REVIEW: The best and worst of humanity shown in The Boy in the Striped Pyjamas at Royal & Derngate, Northampton

Sam Peterson as Shmuel and Cameron Duncan as Bruno
Sam Peterson as Shmuel and Cameron Duncan as Bruno

The Boy In The Striped Pyjamas, based on the best-selling novel by John Boyne, is now playing at The Royal and Derngate Theatre, Northampton until Saturday March 6.

The story of two nine-year-old boys, Bruno a high-ranking German soldier’s son and Shmuel a Polish watchmaker’s son who happens to be Jewish, is set against the sickening backdrop of The Second World War and at the very heart of the Nazis’ reign of terror.

Events are viewed through the boys’ innocent eyes, following them as their friendship grows despite the huge barbed wire fence between them stopping them playing together properly. The final forbidden exploration ends with dire consequences for both boys.

The ‘fable’ begins in Berlin with Bruno’s comfortable family home with mother, father and 14 year old sister Gretel, enjoying life with their glamorous, fun-loving grandmother, a former cabaret superstar still singing despite disapproval from her military minded son.

Normal family life in Berlin is uprooted after a dinner date with Adolf Hitler who personally picks Bruno’s father to take over an extremely important assignment which we soon discover is being the commandant at a concentration camp.

Wanting to keep his family together because it gives a good impression the newly promoted commander moves to a house seemingly in the middle of nowhere which doesn’t please his lonely wife, his bored teenage daughter and lively son Bruno.
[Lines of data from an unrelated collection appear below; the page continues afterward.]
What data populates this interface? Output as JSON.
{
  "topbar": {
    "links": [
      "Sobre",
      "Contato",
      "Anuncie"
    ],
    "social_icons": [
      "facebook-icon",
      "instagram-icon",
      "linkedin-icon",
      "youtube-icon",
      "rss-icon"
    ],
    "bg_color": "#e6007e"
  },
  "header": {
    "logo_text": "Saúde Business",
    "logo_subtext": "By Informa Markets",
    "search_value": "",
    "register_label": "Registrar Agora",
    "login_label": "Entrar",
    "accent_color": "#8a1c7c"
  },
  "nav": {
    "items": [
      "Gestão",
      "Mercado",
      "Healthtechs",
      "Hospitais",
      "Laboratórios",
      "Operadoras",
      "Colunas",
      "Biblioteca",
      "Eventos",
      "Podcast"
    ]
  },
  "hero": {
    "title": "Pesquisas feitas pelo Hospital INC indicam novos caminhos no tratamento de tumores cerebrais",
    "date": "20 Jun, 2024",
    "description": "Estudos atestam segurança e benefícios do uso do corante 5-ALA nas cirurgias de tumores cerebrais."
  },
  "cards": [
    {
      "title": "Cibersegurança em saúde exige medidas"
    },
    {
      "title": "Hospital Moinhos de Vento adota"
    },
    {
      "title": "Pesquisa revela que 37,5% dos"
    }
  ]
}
Desperate to find friends to play with the inquisitive Bruno sees figures through the distant forest and thinks they would be ideal companions not understanding why they are kept apart by the barbed wire fence or why the other boy, who he sees as exactly the same as him, is wearing striped pyjamas.

As the family breaks apart under the strain of living within the horror, the friendship between the boys, born on the same day but living radically different lives, strengthens.

The production by The Children’s Touring Partnership has been adapted for the stage by Angus Jackson and directed by Joe Murphy. Designed on a revolving circular stage with stark, unyielding, industrial ironwork including rivets is a space which can be transformed from bustling Berlin to the grimly bleak killing fields of the Holocaust using projection and lighting.

Scenes are quickly captioned using projected typewriter text, tapping out the venue for the next action.

The sets are deftly switched from scene to scene most memorably with the wonderful choreography of Bruno’s first exploration to find friends where the looming fence is brought on trapping the tiny figure of Shmuel.

With nearly every scene containing Bruno and many featuring Shmuel much of the work falls on the shoulders of the youngest actors. Cameron Duncan’s portrayal of Bruno is excellent with superb comic timing and convincing wide-eyed innocence. Sam Peterson’s depiction of Shmuel shows him to be war weary beyond his years, baffled by Bruno’s lack of understanding but pleased to be treated like an equal human being again.

Marianne Oldham as Bruno’s mother disintegrates before our eyes into despairing alcoholism and coquettish infidelity. Her husband, played by Phil Cheadle, shows the mundane family man whose day job is far from normal which he treats with the zeal of one who has certainty of cause but which we know is evil and appalling.

Eleanor Thorn as the blossoming teenage Gretel shows her transformation from annoyed and annoying older sister to a radicalised member of the Hitler Youth.

This production always leaves you with nerves jangling as you watch the story unfold, helpless to stop the inevitable heart-wrenching ending.

The ensemble cast take us on a journey showing us the best and the worst of people and although only ‘a fable’ shows us that people, whoever they are and whatever their backgrounds or circumstances can be best friends for life.

The Boy In The Striped Pyjamas runs from Tuesday March 3- Saturday March 7

Tickets from £19 plus transaction fee online or on the phone.

Special performances include Friday March 6 2:30pm which will be audio described and at 7pm for a signed performance.

Please note that this production is recommended for ages 11-plus

For tickets contact the box office on 01604 624811 or email